Exercise requirements -
Copy the entries below in full, keeping them exactly as they are.

The data section start

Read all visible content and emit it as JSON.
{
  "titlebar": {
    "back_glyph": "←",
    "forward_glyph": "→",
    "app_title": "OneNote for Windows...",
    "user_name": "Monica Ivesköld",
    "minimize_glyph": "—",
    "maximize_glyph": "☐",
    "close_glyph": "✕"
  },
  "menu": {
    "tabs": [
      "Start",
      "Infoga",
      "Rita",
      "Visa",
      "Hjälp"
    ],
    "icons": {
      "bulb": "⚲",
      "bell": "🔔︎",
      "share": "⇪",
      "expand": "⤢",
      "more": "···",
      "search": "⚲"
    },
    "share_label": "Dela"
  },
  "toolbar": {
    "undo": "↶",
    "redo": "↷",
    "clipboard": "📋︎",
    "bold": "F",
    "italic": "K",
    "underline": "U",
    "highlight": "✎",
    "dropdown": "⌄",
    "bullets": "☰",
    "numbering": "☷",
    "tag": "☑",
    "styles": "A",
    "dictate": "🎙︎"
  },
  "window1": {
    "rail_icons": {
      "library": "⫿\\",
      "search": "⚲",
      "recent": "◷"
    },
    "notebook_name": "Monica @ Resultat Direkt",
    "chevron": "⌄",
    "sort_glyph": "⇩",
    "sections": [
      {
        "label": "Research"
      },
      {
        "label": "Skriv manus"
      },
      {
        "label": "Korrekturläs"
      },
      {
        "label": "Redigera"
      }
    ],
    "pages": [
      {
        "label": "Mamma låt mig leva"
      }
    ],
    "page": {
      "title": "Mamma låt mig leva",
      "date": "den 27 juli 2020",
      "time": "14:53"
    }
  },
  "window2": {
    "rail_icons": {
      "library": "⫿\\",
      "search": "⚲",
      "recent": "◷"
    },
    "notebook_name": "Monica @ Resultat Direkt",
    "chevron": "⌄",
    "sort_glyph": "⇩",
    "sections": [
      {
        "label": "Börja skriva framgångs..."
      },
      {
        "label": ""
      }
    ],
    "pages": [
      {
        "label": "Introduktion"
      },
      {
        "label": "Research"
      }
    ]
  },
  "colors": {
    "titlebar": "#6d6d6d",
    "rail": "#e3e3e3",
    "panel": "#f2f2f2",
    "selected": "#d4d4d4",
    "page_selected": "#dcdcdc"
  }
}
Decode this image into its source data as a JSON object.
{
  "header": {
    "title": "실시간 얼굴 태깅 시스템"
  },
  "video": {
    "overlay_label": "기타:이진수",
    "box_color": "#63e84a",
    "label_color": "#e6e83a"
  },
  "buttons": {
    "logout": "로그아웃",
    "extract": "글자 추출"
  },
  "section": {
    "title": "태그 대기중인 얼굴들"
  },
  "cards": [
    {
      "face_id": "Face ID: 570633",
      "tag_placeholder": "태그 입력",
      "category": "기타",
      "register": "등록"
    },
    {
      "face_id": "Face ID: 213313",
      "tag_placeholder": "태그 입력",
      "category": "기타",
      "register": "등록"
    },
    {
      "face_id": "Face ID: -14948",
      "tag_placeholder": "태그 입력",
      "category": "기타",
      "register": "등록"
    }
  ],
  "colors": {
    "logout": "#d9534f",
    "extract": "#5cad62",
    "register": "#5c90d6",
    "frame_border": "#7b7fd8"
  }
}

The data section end

Response for this exercise -
Read all visible content and emit it as JSON.
{
  "titlebar": {
    "back_glyph": "←",
    "forward_glyph": "→",
    "app_title": "OneNote for Windows...",
    "user_name": "Monica Ivesköld",
    "minimize_glyph": "—",
    "maximize_glyph": "☐",
    "close_glyph": "✕"
  },
  "menu": {
    "tabs": [
      "Start",
      "Infoga",
      "Rita",
      "Visa",
      "Hjälp"
    ],
    "icons": {
      "bulb": "⚲",
      "bell": "🔔︎",
      "share": "⇪",
      "expand": "⤢",
      "more": "···",
      "search": "⚲"
    },
    "share_label": "Dela"
  },
  "toolbar": {
    "undo": "↶",
    "redo": "↷",
    "clipboard": "📋︎",
    "bold": "F",
    "italic": "K",
    "underline": "U",
    "highlight": "✎",
    "dropdown": "⌄",
    "bullets": "☰",
    "numbering": "☷",
    "tag": "☑",
    "styles": "A",
    "dictate": "🎙︎"
  },
  "window1": {
    "rail_icons": {
      "library": "⫿\\",
      "search": "⚲",
      "recent": "◷"
    },
    "notebook_name": "Monica @ Resultat Direkt",
    "chevron": "⌄",
    "sort_glyph": "⇩",
    "sections": [
      {
        "label": "Research"
      },
      {
        "label": "Skriv manus"
      },
      {
        "label": "Korrekturläs"
      },
      {
        "label": "Redigera"
      }
    ],
    "pages": [
      {
        "label": "Mamma låt mig leva"
      }
    ],
    "page": {
      "title": "Mamma låt mig leva",
      "date": "den 27 juli 2020",
      "time": "14:53"
    }
  },
  "window2": {
    "rail_icons": {
      "library": "⫿\\",
      "search": "⚲",
      "recent": "◷"
    },
    "notebook_name": "Monica @ Resultat Direkt",
    "chevron": "⌄",
    "sort_glyph": "⇩",
    "sections": [
      {
        "label": "Börja skriva framgångs..."
      },
      {
        "label": ""
      }
    ],
    "pages": [
      {
        "label": "Introduktion"
      },
      {
        "label": "Research"
      }
    ]
  },
  "colors": {
    "titlebar": "#6d6d6d",
    "rail": "#e3e3e3",
    "panel": "#f2f2f2",
    "selected": "#d4d4d4",
    "page_selected": "#dcdcdc"
  }
}
Decode this image into its source data as a JSON object.
{
  "header": {
    "title": "실시간 얼굴 태깅 시스템"
  },
  "video": {
    "overlay_label": "기타:이진수",
    "box_color": "#63e84a",
    "label_color": "#e6e83a"
  },
  "buttons": {
    "logout": "로그아웃",
    "extract": "글자 추출"
  },
  "section": {
    "title": "태그 대기중인 얼굴들"
  },
  "cards": [
    {
      "face_id": "Face ID: 570633",
      "tag_placeholder": "태그 입력",
      "category": "기타",
      "register": "등록"
    },
    {
      "face_id": "Face ID: 213313",
      "tag_placeholder": "태그 입력",
      "category": "기타",
      "register": "등록"
    },
    {
      "face_id": "Face ID: -14948",
      "tag_placeholder": "태그 입력",
      "category": "기타",
      "register": "등록"
    }
  ],
  "colors": {
    "logout": "#d9534f",
    "extract": "#5cad62",
    "register": "#5c90d6",
    "frame_border": "#7b7fd8"
  }
}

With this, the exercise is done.